**What to work on:** Type out the records that follow, exactly as given.
◆ ◆ ◆ ◆ ◆ ◆ ◆
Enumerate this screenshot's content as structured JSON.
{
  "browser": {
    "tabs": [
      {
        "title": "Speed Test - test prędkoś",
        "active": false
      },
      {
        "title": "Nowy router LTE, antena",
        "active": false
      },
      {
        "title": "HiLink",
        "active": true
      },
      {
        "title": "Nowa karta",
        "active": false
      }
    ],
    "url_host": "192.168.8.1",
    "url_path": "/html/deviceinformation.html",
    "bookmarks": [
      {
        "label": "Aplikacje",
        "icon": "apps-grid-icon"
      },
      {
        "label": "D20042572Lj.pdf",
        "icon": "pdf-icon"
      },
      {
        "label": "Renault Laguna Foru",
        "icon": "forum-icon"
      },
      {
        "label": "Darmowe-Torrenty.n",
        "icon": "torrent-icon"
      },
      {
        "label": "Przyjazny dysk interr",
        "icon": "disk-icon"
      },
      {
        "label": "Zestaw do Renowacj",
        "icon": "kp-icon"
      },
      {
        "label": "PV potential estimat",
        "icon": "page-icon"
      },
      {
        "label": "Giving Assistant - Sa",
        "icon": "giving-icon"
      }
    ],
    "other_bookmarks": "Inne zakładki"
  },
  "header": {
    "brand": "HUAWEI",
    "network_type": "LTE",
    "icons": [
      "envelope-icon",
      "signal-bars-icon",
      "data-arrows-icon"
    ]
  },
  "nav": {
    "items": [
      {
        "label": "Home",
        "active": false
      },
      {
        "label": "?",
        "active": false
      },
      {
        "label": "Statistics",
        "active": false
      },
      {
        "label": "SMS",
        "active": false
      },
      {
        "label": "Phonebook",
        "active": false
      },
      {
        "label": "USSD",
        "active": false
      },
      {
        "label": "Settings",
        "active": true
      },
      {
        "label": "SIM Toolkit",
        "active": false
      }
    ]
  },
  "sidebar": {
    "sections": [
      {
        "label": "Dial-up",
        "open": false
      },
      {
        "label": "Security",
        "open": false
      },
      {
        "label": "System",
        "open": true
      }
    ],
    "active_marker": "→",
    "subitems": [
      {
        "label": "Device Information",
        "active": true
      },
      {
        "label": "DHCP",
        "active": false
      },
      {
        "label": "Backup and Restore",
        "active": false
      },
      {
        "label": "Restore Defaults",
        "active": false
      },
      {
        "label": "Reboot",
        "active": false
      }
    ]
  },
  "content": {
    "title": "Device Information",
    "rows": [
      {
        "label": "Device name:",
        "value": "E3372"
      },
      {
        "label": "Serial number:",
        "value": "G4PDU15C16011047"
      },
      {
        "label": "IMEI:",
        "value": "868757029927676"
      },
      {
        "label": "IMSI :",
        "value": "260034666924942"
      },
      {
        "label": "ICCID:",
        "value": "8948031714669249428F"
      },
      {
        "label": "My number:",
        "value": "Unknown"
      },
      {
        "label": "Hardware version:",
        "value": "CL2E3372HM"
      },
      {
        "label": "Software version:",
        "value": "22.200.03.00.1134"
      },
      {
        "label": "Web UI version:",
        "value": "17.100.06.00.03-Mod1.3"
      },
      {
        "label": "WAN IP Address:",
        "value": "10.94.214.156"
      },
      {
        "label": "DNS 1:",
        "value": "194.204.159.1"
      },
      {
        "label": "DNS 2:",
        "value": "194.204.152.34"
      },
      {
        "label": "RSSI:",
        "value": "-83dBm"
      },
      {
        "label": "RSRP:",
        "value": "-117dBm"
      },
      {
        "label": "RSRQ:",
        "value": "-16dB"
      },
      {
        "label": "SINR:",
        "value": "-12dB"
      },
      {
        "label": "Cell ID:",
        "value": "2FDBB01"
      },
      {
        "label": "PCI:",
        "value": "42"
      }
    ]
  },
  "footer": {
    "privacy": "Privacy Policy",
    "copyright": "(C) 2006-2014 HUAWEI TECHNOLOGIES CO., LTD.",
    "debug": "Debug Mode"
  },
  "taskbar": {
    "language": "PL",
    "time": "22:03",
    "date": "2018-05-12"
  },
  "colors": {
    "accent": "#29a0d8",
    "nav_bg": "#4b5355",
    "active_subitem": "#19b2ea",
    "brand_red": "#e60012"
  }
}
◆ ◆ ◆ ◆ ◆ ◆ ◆
**Output of the task:**
Enumerate this screenshot's content as structured JSON.
{
  "browser": {
    "tabs": [
      {
        "title": "Speed Test - test prędkoś",
        "active": false
      },
      {
        "title": "Nowy router LTE, antena",
        "active": false
      },
      {
        "title": "HiLink",
        "active": true
      },
      {
        "title": "Nowa karta",
        "active": false
      }
    ],
    "url_host": "192.168.8.1",
    "url_path": "/html/deviceinformation.html",
    "bookmarks": [
      {
        "label": "Aplikacje",
        "icon": "apps-grid-icon"
      },
      {
        "label": "D20042572Lj.pdf",
        "icon": "pdf-icon"
      },
      {
        "label": "Renault Laguna Foru",
        "icon": "forum-icon"
      },
      {
        "label": "Darmowe-Torrenty.n",
        "icon": "torrent-icon"
      },
      {
        "label": "Przyjazny dysk interr",
        "icon": "disk-icon"
      },
      {
        "label": "Zestaw do Renowacj",
        "icon": "kp-icon"
      },
      {
        "label": "PV potential estimat",
        "icon": "page-icon"
      },
      {
        "label": "Giving Assistant - Sa",
        "icon": "giving-icon"
      }
    ],
    "other_bookmarks": "Inne zakładki"
  },
  "header": {
    "brand": "HUAWEI",
    "network_type": "LTE",
    "icons": [
      "envelope-icon",
      "signal-bars-icon",
      "data-arrows-icon"
    ]
  },
  "nav": {
    "items": [
      {
        "label": "Home",
        "active": false
      },
      {
        "label": "?",
        "active": false
      },
      {
        "label": "Statistics",
        "active": false
      },
      {
        "label": "SMS",
        "active": false
      },
      {
        "label": "Phonebook",
        "active": false
      },
      {
        "label": "USSD",
        "active": false
      },
      {
        "label": "Settings",
        "active": true
      },
      {
        "label": "SIM Toolkit",
        "active": false
      }
    ]
  },
  "sidebar": {
    "sections": [
      {
        "label": "Dial-up",
        "open": false
      },
      {
        "label": "Security",
        "open": false
      },
      {
        "label": "System",
        "open": true
      }
    ],
    "active_marker": "→",
    "subitems": [
      {
        "label": "Device Information",
        "active": true
      },
      {
        "label": "DHCP",
        "active": false
      },
      {
        "label": "Backup and Restore",
        "active": false
      },
      {
        "label": "Restore Defaults",
        "active": false
      },
      {
        "label": "Reboot",
        "active": false
      }
    ]
  },
  "content": {
    "title": "Device Information",
    "rows": [
      {
        "label": "Device name:",
        "value": "E3372"
      },
      {
        "label": "Serial number:",
        "value": "G4PDU15C16011047"
      },
      {
        "label": "IMEI:",
        "value": "868757029927676"
      },
      {
        "label": "IMSI :",
        "value": "260034666924942"
      },
      {
        "label": "ICCID:",
        "value": "8948031714669249428F"
      },
      {
        "label": "My number:",
        "value": "Unknown"
      },
      {
        "label": "Hardware version:",
        "value": "CL2E3372HM"
      },
      {
        "label": "Software version:",
        "value": "22.200.03.00.1134"
      },
      {
        "label": "Web UI version:",
        "value": "17.100.06.00.03-Mod1.3"
      },
      {
        "label": "WAN IP Address:",
        "value": "10.94.214.156"
      },
      {
        "label": "DNS 1:",
        "value": "194.204.159.1"
      },
      {
        "label": "DNS 2:",
        "value": "194.204.152.34"
      },
      {
        "label": "RSSI:",
        "value": "-83dBm"
      },
      {
        "label": "RSRP:",
        "value": "-117dBm"
      },
      {
        "label": "RSRQ:",
        "value": "-16dB"
      },
      {
        "label": "SINR:",
        "value": "-12dB"
      },
      {
        "label": "Cell ID:",
        "value": "2FDBB01"
      },
      {
        "label": "PCI:",
        "value": "42"
      }
    ]
  },
  "footer": {
    "privacy": "Privacy Policy",
    "copyright": "(C) 2006-2014 HUAWEI TECHNOLOGIES CO., LTD.",
    "debug": "Debug Mode"
  },
  "taskbar": {
    "language": "PL",
    "time": "22:03",
    "date": "2018-05-12"
  },
  "colors": {
    "accent": "#29a0d8",
    "nav_bg": "#4b5355",
    "active_subitem": "#19b2ea",
    "brand_red": "#e60012"
  }
}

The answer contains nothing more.